And make no mistake: We do need them. While James was dithering about which team would give him millions of dollars, Obama was crisscrossing the country pleading for Congress to extend unemployment assistance to the nation’s 15 million jobless adults. Republicans – and some Democrats – balked at the proposal, complaining that any such aid would swell the federal deficit.
And surely it would, absent a tax hike on the wealthy. But don’t hold your breath for that. Even after Obama rolled back George W. Bush’s tax cut, the top marginal tax rate on the richest Americans remained below 40 percent. Under Ronald Reagan, who is still the GOP’s preeminent historical icon, the rate was 50 percent; and in the 1950s, which conservatives often venerate as America’s Golden Age, it topped 90 percent.
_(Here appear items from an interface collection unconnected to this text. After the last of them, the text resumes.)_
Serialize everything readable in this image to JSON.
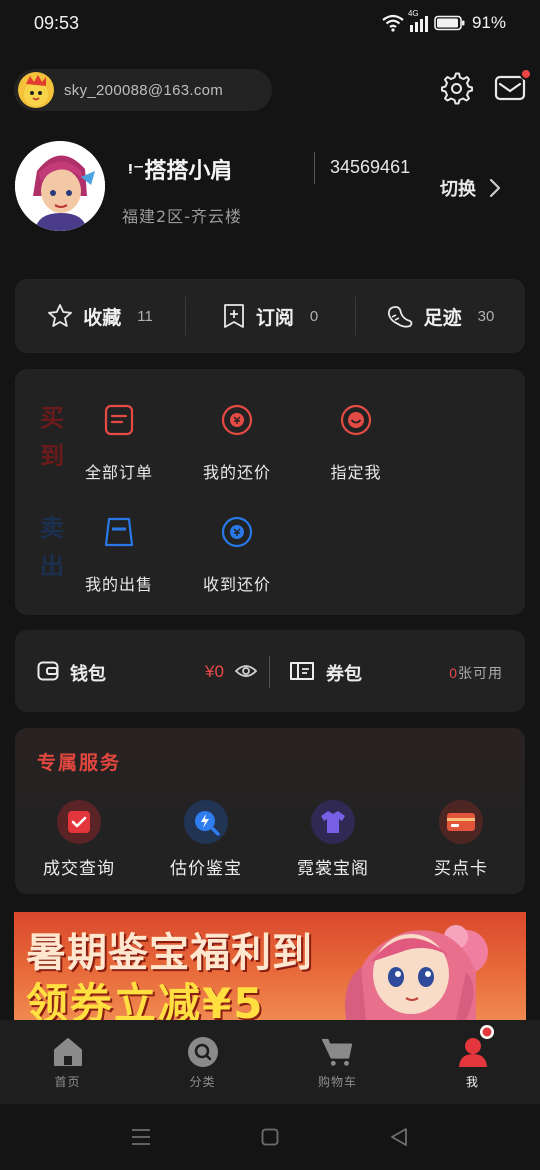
{
  "status": {
    "time": "09:53",
    "network": "4G",
    "battery": "91%"
  },
  "account": {
    "email": "sky_200088@163.com"
  },
  "profile": {
    "name": "ᵎ⁻搭搭小肩",
    "id": "34569461",
    "server": "福建2区-齐云楼",
    "switch_label": "切换"
  },
  "stats": [
    {
      "label": "收藏",
      "count": "11",
      "icon": "star-icon"
    },
    {
      "label": "订阅",
      "count": "0",
      "icon": "subscribe-icon"
    },
    {
      "label": "足迹",
      "count": "30",
      "icon": "footprint-icon"
    }
  ],
  "orders": {
    "buy_tag": "买到",
    "sell_tag": "卖出",
    "buy_items": [
      {
        "label": "全部订单",
        "icon": "orders-icon"
      },
      {
        "label": "我的还价",
        "icon": "my-counteroffer-icon"
      },
      {
        "label": "指定我",
        "icon": "designated-icon"
      }
    ],
    "sell_items": [
      {
        "label": "我的出售",
        "icon": "my-sales-icon"
      },
      {
        "label": "收到还价",
        "icon": "received-counteroffer-icon"
      }
    ]
  },
  "wallet": {
    "wallet_label": "钱包",
    "wallet_amount": "¥0",
    "coupon_label": "券包",
    "coupon_count": "0",
    "coupon_suffix": "张可用"
  },
  "services": {
    "title": "专属服务",
    "items": [
      {
        "label": "成交查询",
        "icon": "deal-query-icon"
      },
      {
        "label": "估价鉴宝",
        "icon": "appraisal-icon"
      },
      {
        "label": "霓裳宝阁",
        "icon": "wardrobe-icon"
      },
      {
        "label": "买点卡",
        "icon": "point-card-icon"
      }
    ]
  },
  "banner": {
    "line1": "暑期鉴宝福利到",
    "line2": "领券立减¥5"
  },
  "tabs": [
    {
      "label": "首页",
      "icon": "home-icon"
    },
    {
      "label": "分类",
      "icon": "category-search-icon"
    },
    {
      "label": "购物车",
      "icon": "cart-icon"
    },
    {
      "label": "我",
      "icon": "profile-icon"
    }
  ],
  "colors": {
    "accent_red": "#ea4a4a",
    "accent_blue": "#1f6fe0",
    "background": "#141414",
    "card": "#222222"
  }
}
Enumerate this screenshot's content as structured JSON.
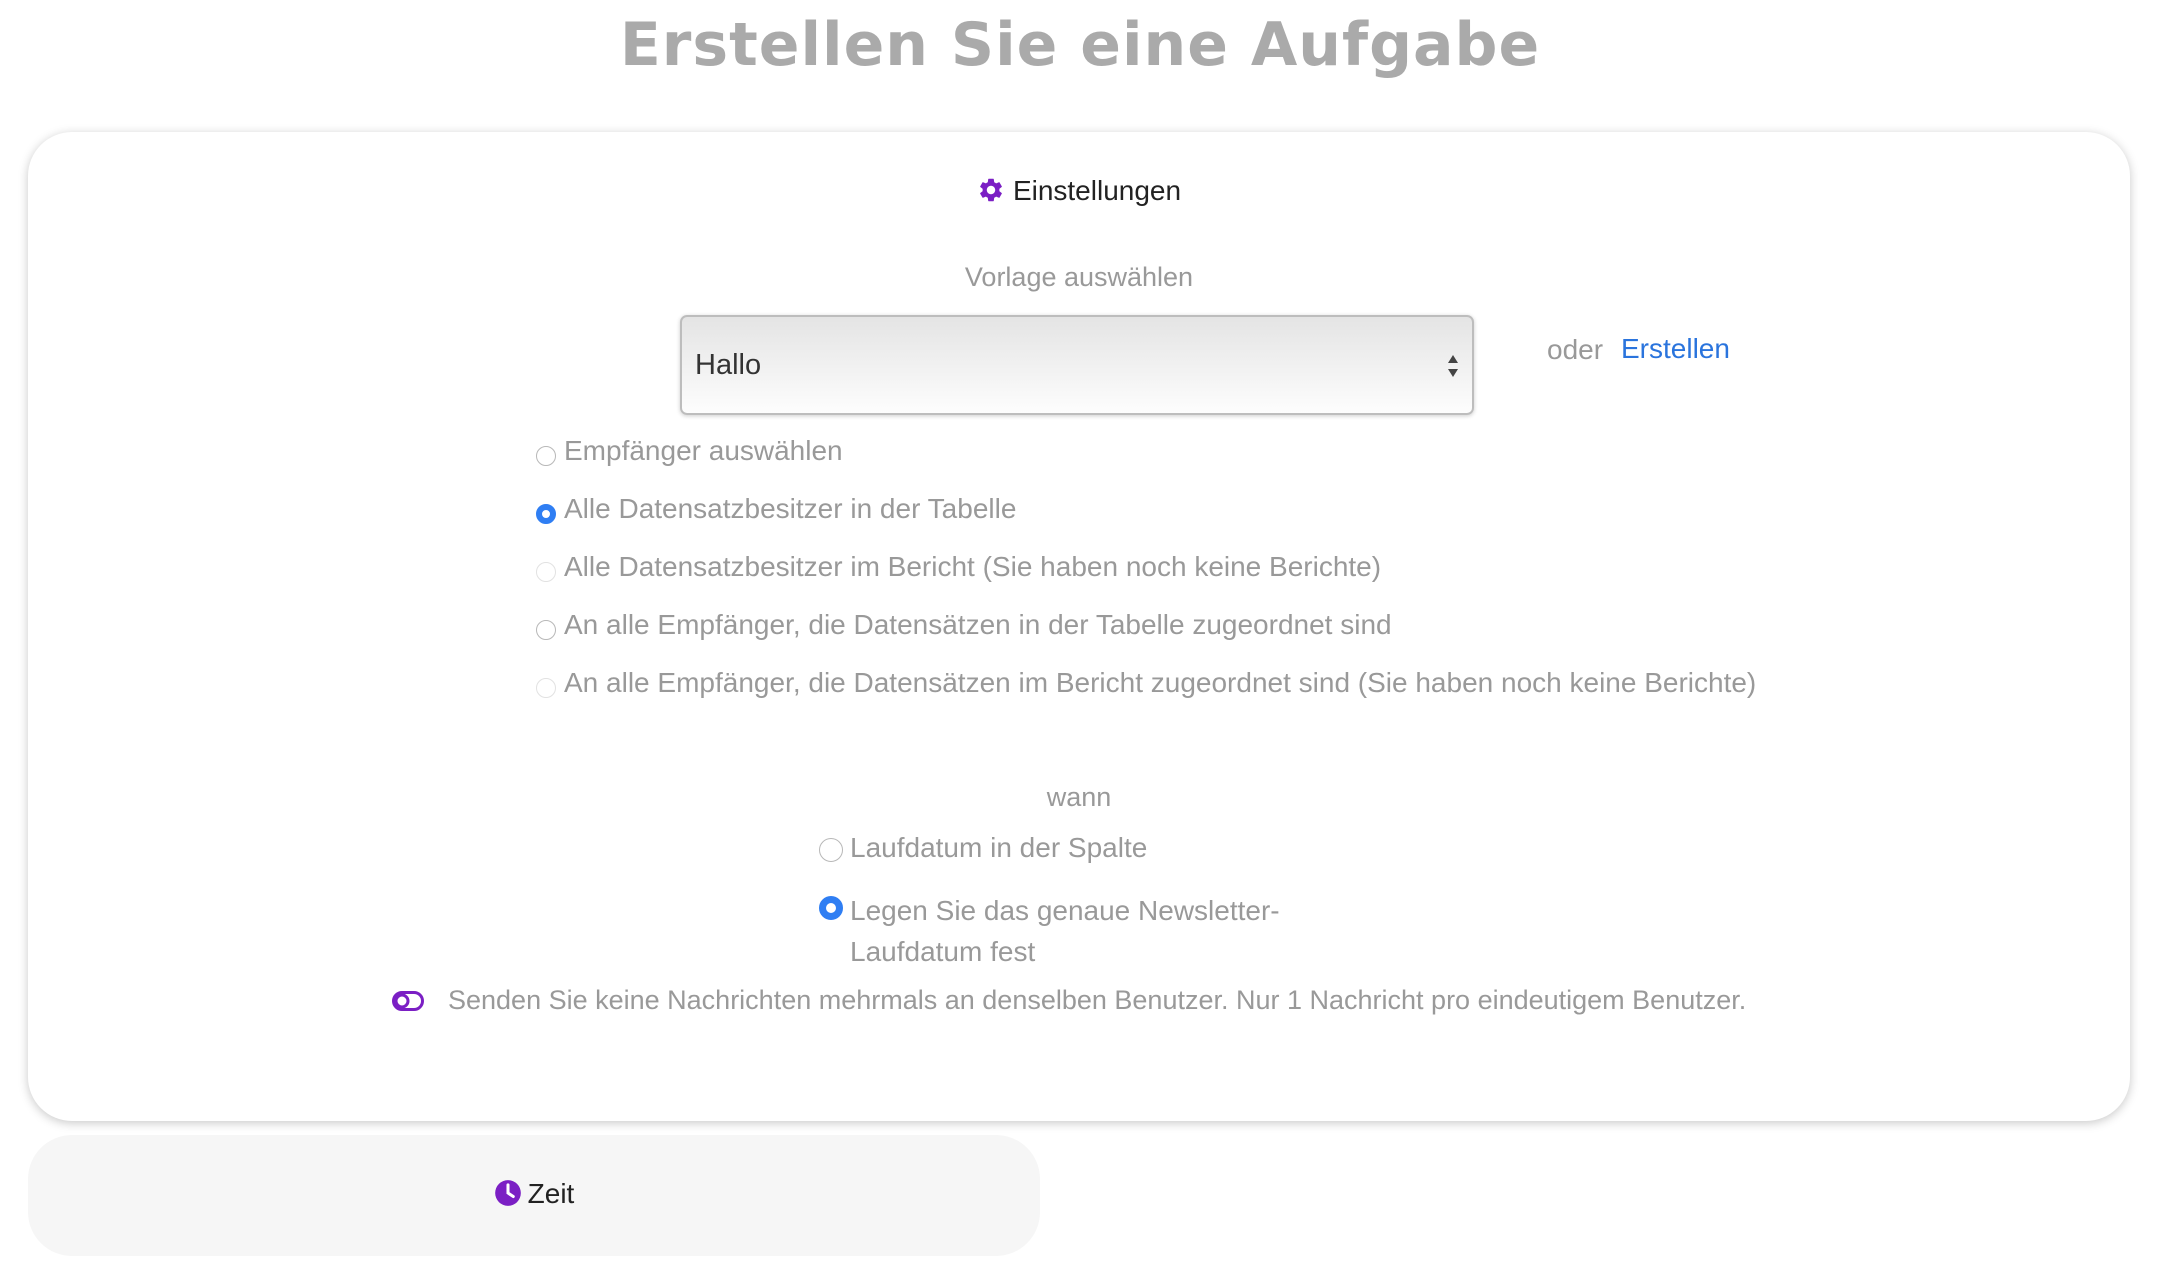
{
  "page": {
    "title": "Erstellen Sie eine Aufgabe"
  },
  "settings": {
    "heading": "Einstellungen",
    "heading_icon": "gear-icon",
    "icon_color": "#7b1fc4",
    "template_label": "Vorlage auswählen",
    "template_select": {
      "value": "Hallo"
    },
    "or_text": "oder",
    "create_link": "Erstellen",
    "link_color": "#2a74dd",
    "recipients": [
      {
        "label": "Empfänger auswählen",
        "checked": false,
        "disabled": false
      },
      {
        "label": "Alle Datensatzbesitzer in der Tabelle",
        "checked": true,
        "disabled": false
      },
      {
        "label": "Alle Datensatzbesitzer im Bericht (Sie haben noch keine Berichte)",
        "checked": false,
        "disabled": true
      },
      {
        "label": "An alle Empfänger, die Datensätzen in der Tabelle zugeordnet sind",
        "checked": false,
        "disabled": false
      },
      {
        "label": "An alle Empfänger, die Datensätzen im Bericht zugeordnet sind (Sie haben noch keine Berichte)",
        "checked": false,
        "disabled": true
      }
    ],
    "when_label": "wann",
    "when_options": [
      {
        "label": "Laufdatum in der Spalte",
        "checked": false
      },
      {
        "label": "Legen Sie das genaue Newsletter-\nLaufdatum fest",
        "line1": "Legen Sie das genaue Newsletter-",
        "line2": "Laufdatum fest",
        "checked": true
      }
    ],
    "unique_toggle": {
      "label": "Senden Sie keine Nachrichten mehrmals an denselben Benutzer. Nur 1 Nachricht pro eindeutigem Benutzer.",
      "icon": "toggle-off-icon"
    }
  },
  "time": {
    "heading": "Zeit",
    "heading_icon": "clock-icon"
  },
  "colors": {
    "radio_checked": "#2f7ef3",
    "accent_purple": "#7b1fc4"
  }
}
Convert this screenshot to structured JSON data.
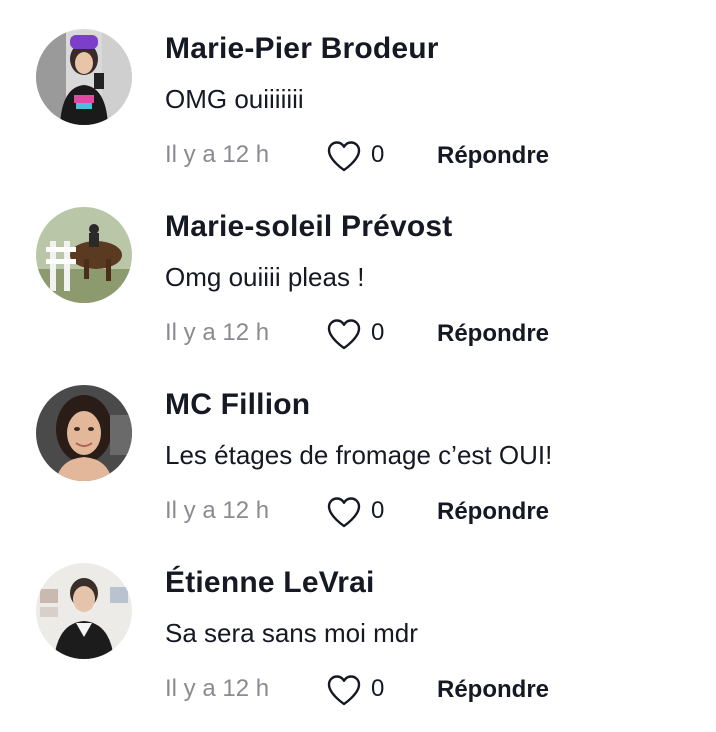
{
  "comments": [
    {
      "username": "Marie-Pier Brodeur",
      "text": "OMG ouiiiiiii",
      "time": "Il y a 12 h",
      "likes": "0",
      "reply_label": "Répondre",
      "avatar_icon": "avatar-photo"
    },
    {
      "username": "Marie-soleil Prévost",
      "text": "Omg ouiiii pleas !",
      "time": "Il y a 12 h",
      "likes": "0",
      "reply_label": "Répondre",
      "avatar_icon": "avatar-photo"
    },
    {
      "username": "MC Fillion",
      "text": "Les étages de fromage c’est OUI!",
      "time": "Il y a 12 h",
      "likes": "0",
      "reply_label": "Répondre",
      "avatar_icon": "avatar-photo"
    },
    {
      "username": "Étienne LeVrai",
      "text": "Sa sera sans moi mdr",
      "time": "Il y a 12 h",
      "likes": "0",
      "reply_label": "Répondre",
      "avatar_icon": "avatar-photo"
    }
  ],
  "colors": {
    "text": "#161823",
    "muted": "#8a8b91",
    "heart_outline": "#161823"
  }
}
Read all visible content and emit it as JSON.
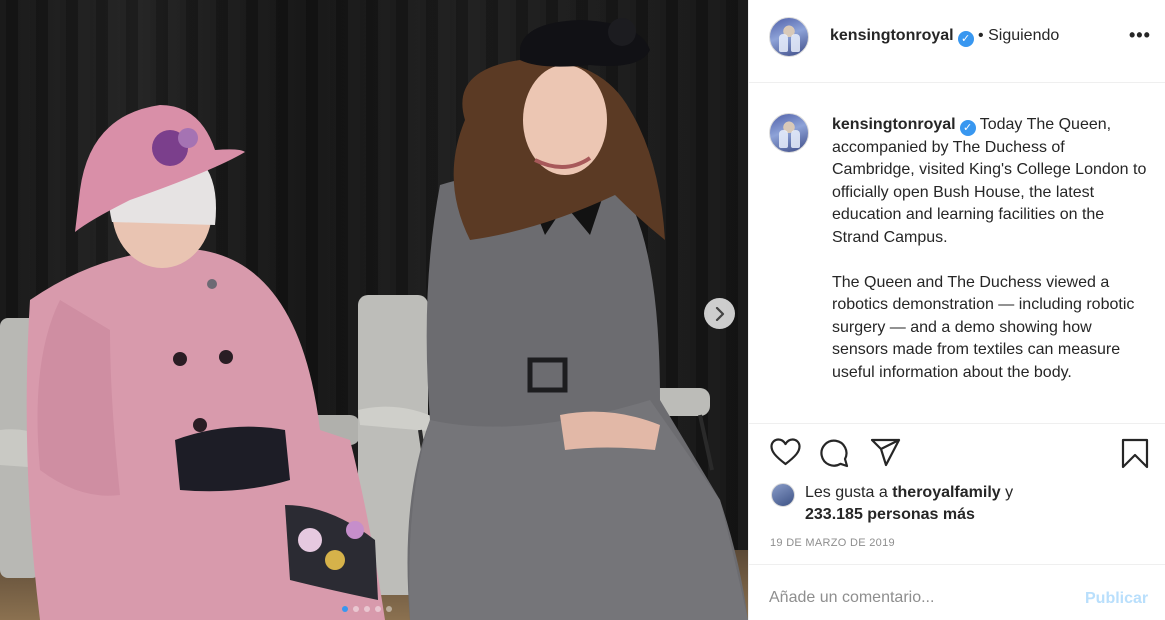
{
  "post": {
    "username": "kensingtonroyal",
    "follow_separator": "•",
    "follow_status": "Siguiendo",
    "more_icon": "more-horizontal-icon",
    "caption_username": "kensingtonroyal",
    "caption_paragraph_1": "Today The Queen, accompanied by The Duchess of Cambridge, visited King's College London to officially open Bush House, the latest education and learning facilities on the Strand Campus.",
    "caption_paragraph_2": "The Queen and The Duchess viewed a robotics demonstration — including robotic surgery — and a demo showing how sensors made from textiles can measure useful information about the body.",
    "likes_prefix": "Les gusta a",
    "likes_user": "theroyalfamily",
    "likes_and": "y",
    "likes_count_text": "233.185 personas más",
    "date": "19 DE MARZO DE 2019",
    "comment_placeholder": "Añade un comentario...",
    "publish_label": "Publicar"
  },
  "carousel": {
    "total_slides": 5,
    "active_slide": 1,
    "next_icon": "chevron-right-icon"
  },
  "icons": {
    "like": "heart-icon",
    "comment": "comment-bubble-icon",
    "share": "paper-plane-icon",
    "save": "bookmark-icon",
    "verified": "verified-badge-icon"
  },
  "colors": {
    "verified": "#3897f0",
    "publish_disabled": "#b9dffc",
    "muted_text": "#8e8e8e",
    "border": "#efefef"
  }
}
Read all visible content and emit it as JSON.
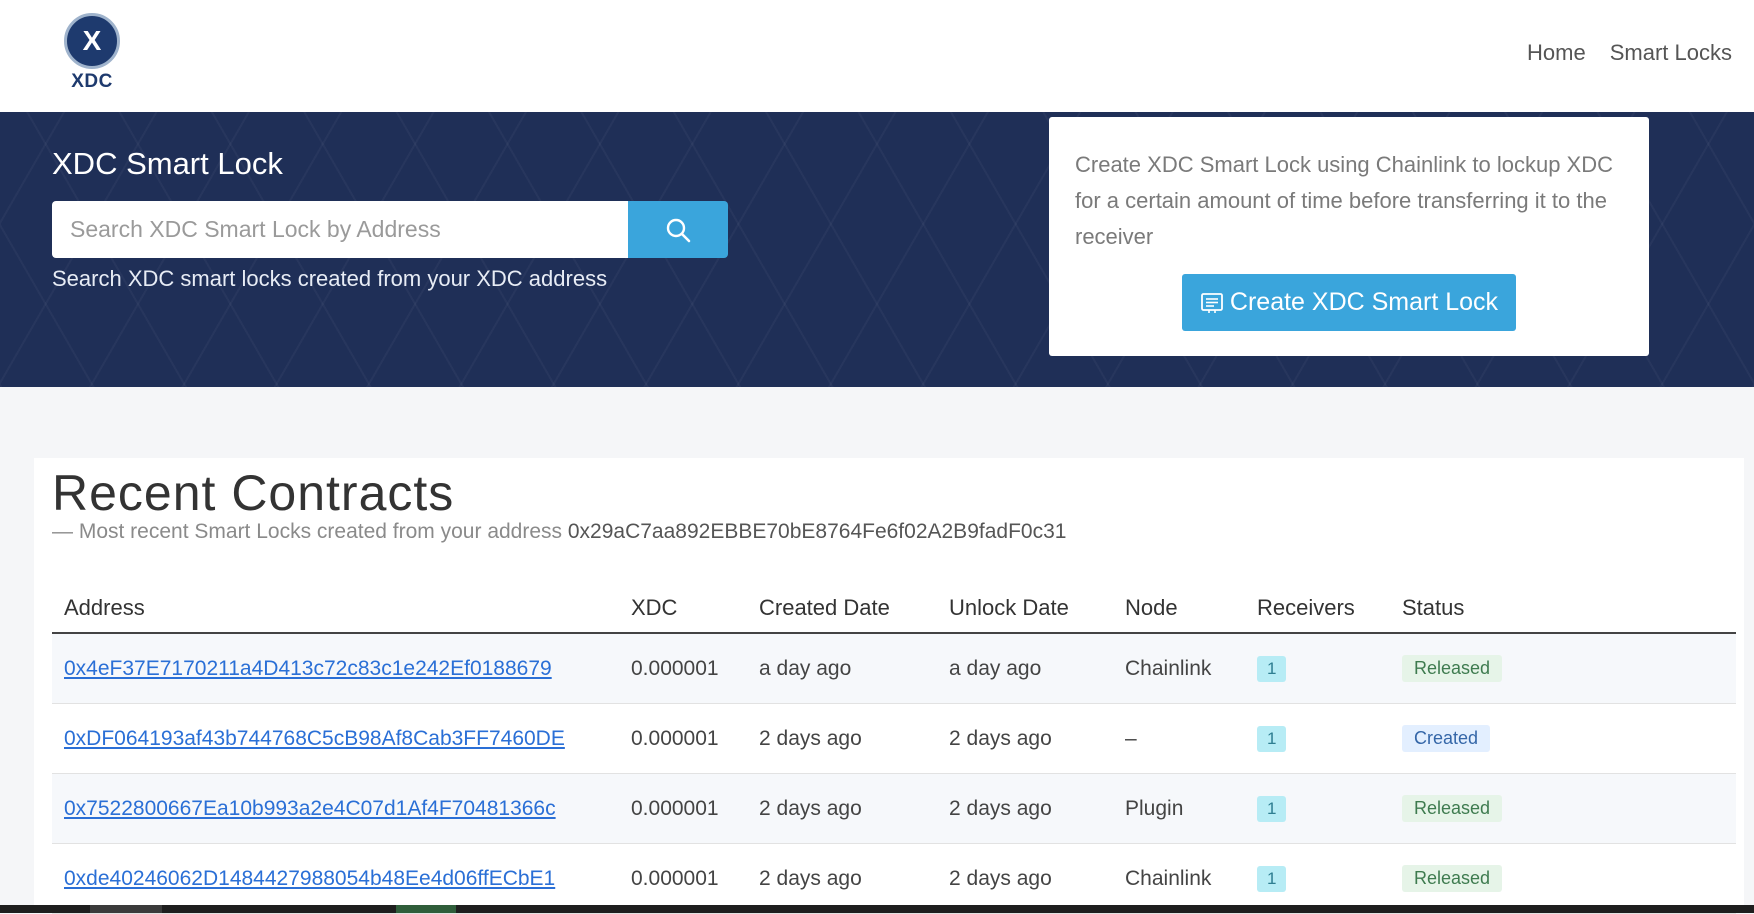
{
  "nav": {
    "logo_letter": "X",
    "logo_text": "XDC",
    "links": [
      "Home",
      "Smart Locks"
    ]
  },
  "hero": {
    "title": "XDC Smart Lock",
    "search_placeholder": "Search XDC Smart Lock by Address",
    "search_value": "",
    "search_hint": "Search XDC smart locks created from your XDC address",
    "create_description": "Create XDC Smart Lock using Chainlink to lockup XDC for a certain amount of time before transferring it to the receiver",
    "create_button_label": "Create XDC Smart Lock"
  },
  "contracts": {
    "title": "Recent Contracts",
    "subtitle_dash": "—",
    "subtitle": "Most recent Smart Locks created from your address",
    "user_address": "0x29aC7aa892EBBE70bE8764Fe6f02A2B9fadF0c31",
    "columns": [
      "Address",
      "XDC",
      "Created Date",
      "Unlock Date",
      "Node",
      "Receivers",
      "Status"
    ],
    "rows": [
      {
        "address": "0x4eF37E7170211a4D413c72c83c1e242Ef0188679",
        "xdc": "0.000001",
        "created": "a day ago",
        "unlock": "a day ago",
        "node": "Chainlink",
        "receivers": "1",
        "status": "Released"
      },
      {
        "address": "0xDF064193af43b744768C5cB98Af8Cab3FF7460DE",
        "xdc": "0.000001",
        "created": "2 days ago",
        "unlock": "2 days ago",
        "node": "–",
        "receivers": "1",
        "status": "Created"
      },
      {
        "address": "0x7522800667Ea10b993a2e4C07d1Af4F70481366c",
        "xdc": "0.000001",
        "created": "2 days ago",
        "unlock": "2 days ago",
        "node": "Plugin",
        "receivers": "1",
        "status": "Released"
      },
      {
        "address": "0xde40246062D1484427988054b48Ee4d06ffECbE1",
        "xdc": "0.000001",
        "created": "2 days ago",
        "unlock": "2 days ago",
        "node": "Chainlink",
        "receivers": "1",
        "status": "Released"
      }
    ]
  },
  "colors": {
    "brand_navy": "#1f2f57",
    "accent_blue": "#3aa5dc",
    "link_blue": "#2a6fd6",
    "released_green": "#3e7b4f",
    "created_blue": "#3466a8"
  },
  "icons": {
    "search": "search-icon",
    "create": "contract-icon"
  }
}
So there’s plenty of wealth to go around, if we’re willing to share it. And in the past, we did. But no longer. We might bemoan our rising tide of inequality, but we’ve lost the political and even moral imagination to do anything about it.
And that brings us back to Babe Ruth, whose 1930 salary of $80,000 converts in constant dollars to more than $1 million today. But that’s chump change in contemporary pro baseball, where the average annual salary exceeds $3 million. And at the top end, as in basketball, players earn nearly 10 times that.
Who needs to take home $15 million or $20 million per year? Nobody. But we all need to take account of the wealth – and the poverty – in our midst.
Perhaps we can use these astronomic athletic salaries to make a fresh case for higher marginal taxes on the super-rich, just like we had in the old days – and just as many European democracies have today.
LeBron James shouldn’t get paid such an extraordinary sum, when millions of Americans aren’t getting paid at all. And it doesn’t matter how good a year he had.
Jonathan Zimmerman teaches education and history at New York University. He is the author, most recently, of “Small Wonder: The Little Red Schoolhouse in History and Memory.”